Above, I set the term to 5 years and can see the term has been searched more and more over that duration. There are also seasonal peaks that I would probably want to look into more so I can capitalize on those spikes in traffic and make sure my marketing is dialed in!
Don’t forget to check out the ‘related queries’ section which appears below the trend chart and the ‘interest by sub-region’ data.
You can scroll through a few screens of related queries and even share or download them quickly and easily. They can be sorted by different filters – ‘rising’ or ‘top’. What’s really interesting here is that I can see how what people were searching for has changed.
In the past 5 years, I can see that ‘barn wedding venue’ was being searched a lot. I changed it to the last 12 months, and switched the view to ‘rising’, and I can see that a different search term has had a 250% increase in searches. Let’s take a look.
Barn weddings are out and industrial wedding venues are in!! However this relates to my business, it’s good to have that information so I can create content around the topic.
16. Google’s own SERPs (Search Engine Results Pages)
Last but not least, don’t forget the most powerful and free tool of all! You can use Google’s search results without any plug-ins or extensions to see what people are also searching for. Use the autocomplete suggestion for an inexhaustible supply of keywords to target.
Why is this method so brilliant? Because it’s a reflection of how users are searching Google, and uses real-time algorithms to give you valuable search suggestions. Let’s look at a couple of different ways you can use this.
This is where the final tool comes in! Guys, I’ve saved the best for last. And the good news is, you use it every day already.
1. Google Autocomplete
Above, I typed in my target keyword and as I typed, a bunch of suggestions came up. I can see here what people are talking about concerning the topic. Any one of these gives me off-shoot topics for my next blog posts. Sure, they won’t all be relevant to what I offer, but they give me an insight into the minds of my buyers.
2. ‘People also asked’
The ‘People also ask’ section is a goldmine!

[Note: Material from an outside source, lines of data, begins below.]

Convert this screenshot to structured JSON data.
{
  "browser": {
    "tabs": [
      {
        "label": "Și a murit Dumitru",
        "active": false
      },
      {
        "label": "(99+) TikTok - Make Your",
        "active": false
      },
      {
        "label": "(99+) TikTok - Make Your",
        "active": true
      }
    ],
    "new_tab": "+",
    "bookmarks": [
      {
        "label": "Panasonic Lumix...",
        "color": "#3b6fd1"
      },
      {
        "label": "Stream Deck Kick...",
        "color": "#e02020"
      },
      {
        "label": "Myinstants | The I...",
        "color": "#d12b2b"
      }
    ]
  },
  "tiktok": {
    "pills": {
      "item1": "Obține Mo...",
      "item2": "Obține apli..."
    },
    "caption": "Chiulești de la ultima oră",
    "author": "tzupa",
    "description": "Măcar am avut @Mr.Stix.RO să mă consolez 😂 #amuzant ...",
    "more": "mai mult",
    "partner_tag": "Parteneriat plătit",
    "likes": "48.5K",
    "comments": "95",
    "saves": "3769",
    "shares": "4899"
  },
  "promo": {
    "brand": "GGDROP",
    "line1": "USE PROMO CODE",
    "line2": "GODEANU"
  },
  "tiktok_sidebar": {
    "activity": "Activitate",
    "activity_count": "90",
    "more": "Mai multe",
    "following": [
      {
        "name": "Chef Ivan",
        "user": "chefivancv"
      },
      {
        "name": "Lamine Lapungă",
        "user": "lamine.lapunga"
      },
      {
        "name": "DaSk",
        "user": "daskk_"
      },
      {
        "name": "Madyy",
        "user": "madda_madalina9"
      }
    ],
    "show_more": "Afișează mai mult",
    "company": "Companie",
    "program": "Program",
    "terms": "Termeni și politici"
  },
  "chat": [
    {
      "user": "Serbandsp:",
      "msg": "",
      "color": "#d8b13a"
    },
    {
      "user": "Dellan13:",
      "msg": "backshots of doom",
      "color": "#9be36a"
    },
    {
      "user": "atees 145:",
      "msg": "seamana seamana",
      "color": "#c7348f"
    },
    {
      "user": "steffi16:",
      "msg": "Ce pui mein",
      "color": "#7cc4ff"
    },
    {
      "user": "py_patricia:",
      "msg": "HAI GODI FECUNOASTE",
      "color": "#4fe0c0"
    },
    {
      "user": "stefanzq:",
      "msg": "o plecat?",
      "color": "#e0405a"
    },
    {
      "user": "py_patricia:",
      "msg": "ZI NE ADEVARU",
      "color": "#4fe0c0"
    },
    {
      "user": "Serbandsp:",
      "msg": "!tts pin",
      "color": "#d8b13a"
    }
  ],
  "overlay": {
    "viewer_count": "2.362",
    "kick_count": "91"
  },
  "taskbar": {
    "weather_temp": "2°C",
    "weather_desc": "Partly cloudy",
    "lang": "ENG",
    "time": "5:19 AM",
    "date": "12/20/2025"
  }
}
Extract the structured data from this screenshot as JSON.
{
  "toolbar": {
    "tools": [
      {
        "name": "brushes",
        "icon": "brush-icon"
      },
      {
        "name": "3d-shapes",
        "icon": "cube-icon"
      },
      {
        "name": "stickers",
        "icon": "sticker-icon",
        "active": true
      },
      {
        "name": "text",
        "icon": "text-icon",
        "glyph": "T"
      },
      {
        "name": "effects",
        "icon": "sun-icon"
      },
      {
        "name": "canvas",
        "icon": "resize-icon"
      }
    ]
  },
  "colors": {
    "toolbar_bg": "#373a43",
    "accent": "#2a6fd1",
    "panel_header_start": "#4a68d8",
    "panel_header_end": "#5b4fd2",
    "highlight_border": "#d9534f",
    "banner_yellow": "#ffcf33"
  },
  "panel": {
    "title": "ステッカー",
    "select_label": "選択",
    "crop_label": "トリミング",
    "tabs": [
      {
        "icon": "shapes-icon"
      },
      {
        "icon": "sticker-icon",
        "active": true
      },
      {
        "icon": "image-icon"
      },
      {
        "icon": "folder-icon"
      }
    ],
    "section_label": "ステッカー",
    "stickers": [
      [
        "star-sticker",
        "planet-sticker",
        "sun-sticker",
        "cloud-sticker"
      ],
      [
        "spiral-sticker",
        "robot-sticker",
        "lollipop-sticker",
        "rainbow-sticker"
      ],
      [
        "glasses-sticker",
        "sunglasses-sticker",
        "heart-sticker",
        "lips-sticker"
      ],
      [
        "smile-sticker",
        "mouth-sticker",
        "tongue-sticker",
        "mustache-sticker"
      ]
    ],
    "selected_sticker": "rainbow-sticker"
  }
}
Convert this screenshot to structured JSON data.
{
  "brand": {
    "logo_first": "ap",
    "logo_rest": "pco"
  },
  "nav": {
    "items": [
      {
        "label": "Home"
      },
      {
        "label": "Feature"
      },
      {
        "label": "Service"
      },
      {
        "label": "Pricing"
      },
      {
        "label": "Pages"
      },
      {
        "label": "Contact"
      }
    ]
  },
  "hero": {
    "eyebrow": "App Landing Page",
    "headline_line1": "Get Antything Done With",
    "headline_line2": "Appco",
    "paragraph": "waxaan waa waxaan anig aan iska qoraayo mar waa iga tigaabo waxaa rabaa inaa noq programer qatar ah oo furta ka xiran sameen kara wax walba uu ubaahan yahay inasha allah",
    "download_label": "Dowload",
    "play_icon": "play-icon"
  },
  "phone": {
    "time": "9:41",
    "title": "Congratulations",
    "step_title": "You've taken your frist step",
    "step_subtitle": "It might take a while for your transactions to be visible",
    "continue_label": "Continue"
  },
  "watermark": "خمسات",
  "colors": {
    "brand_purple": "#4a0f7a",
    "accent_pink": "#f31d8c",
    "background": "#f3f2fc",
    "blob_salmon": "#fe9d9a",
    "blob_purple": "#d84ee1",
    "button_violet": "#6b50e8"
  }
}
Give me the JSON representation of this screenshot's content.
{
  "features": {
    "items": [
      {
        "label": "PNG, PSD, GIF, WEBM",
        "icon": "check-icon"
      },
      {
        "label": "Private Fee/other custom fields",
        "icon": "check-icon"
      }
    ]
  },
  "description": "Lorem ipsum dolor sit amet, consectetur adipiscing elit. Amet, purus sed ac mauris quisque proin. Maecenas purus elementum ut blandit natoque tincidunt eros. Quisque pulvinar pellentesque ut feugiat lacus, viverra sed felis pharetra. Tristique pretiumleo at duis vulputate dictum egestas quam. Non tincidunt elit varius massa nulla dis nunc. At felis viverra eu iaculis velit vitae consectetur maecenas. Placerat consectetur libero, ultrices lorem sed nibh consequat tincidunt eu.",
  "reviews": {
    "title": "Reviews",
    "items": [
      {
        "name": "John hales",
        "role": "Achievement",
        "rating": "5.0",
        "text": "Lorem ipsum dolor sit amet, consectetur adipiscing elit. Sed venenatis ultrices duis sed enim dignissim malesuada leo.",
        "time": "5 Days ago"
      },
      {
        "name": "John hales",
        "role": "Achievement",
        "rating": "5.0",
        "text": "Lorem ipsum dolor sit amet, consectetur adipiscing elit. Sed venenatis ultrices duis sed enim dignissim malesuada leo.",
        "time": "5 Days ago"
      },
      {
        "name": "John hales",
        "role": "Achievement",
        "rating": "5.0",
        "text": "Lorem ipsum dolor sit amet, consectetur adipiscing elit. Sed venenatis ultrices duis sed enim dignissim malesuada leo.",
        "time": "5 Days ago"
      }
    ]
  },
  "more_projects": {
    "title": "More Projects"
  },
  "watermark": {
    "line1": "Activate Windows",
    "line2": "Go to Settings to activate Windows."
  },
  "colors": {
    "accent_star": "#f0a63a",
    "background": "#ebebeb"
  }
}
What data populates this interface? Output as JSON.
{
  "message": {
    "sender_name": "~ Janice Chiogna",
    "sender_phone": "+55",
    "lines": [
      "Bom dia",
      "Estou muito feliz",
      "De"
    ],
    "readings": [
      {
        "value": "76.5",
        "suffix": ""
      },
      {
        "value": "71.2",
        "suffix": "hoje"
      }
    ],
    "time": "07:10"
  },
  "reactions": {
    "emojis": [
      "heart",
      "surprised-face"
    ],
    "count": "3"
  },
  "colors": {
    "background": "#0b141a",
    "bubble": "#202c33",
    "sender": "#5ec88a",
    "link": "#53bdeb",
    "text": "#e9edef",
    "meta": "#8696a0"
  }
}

As with all SERP features, it doesn’t come up for every search. Algorithms determine whether there is enough appetite for each SERP feature. But when it does, oh boy! These are all questions that could be blog posts in themselves – just make it better than what’s currently showing up in the snippet there.
Answering users’ questions is one of the most important content for your small business’ blog. So always pay attention to those questions (how/what/when/where/who!)!
Have a click around the ‘People also ask’ section for your desired term right now. When you start expanding the sections, more sections open up below that give you more questions related to what you just clicked on! You may have to take a more zoomed-out approach if it’s lacking this feature.
3. ‘Related searches’
‘Searches related to’ is at the bottom of the page. Again, great keyword ideas that you can access for free! Now, these look quite different from our original search term. Some terms are not relevant at all, some are because they’re taking a different approach to the topic.
At the very least, the ‘searches related to’ section gives you valuable insight into how your target audience thinks. After all, when you’re deeply invested in your topic, it can be hard to think about how an outsider who’s new to this, approaches the subject and searches for information.
And there you have it! My round-up of the 16 best keyword research tools for small business owners in 2020. You don’t need to spend a fortune on the most comprehensive tools – for our purposes, that’s overkill. You already know your subject and your business inside out.
Run with that!
But also don’t forget to stay aligned with what your local target market is looking for and the terms they are using to find information that YOU could provide for them.
Also, if you are a local business make sure you optimize your Google My Business listing. It’s free! In-depth info linked below:
Happy blogging, small biz tribe!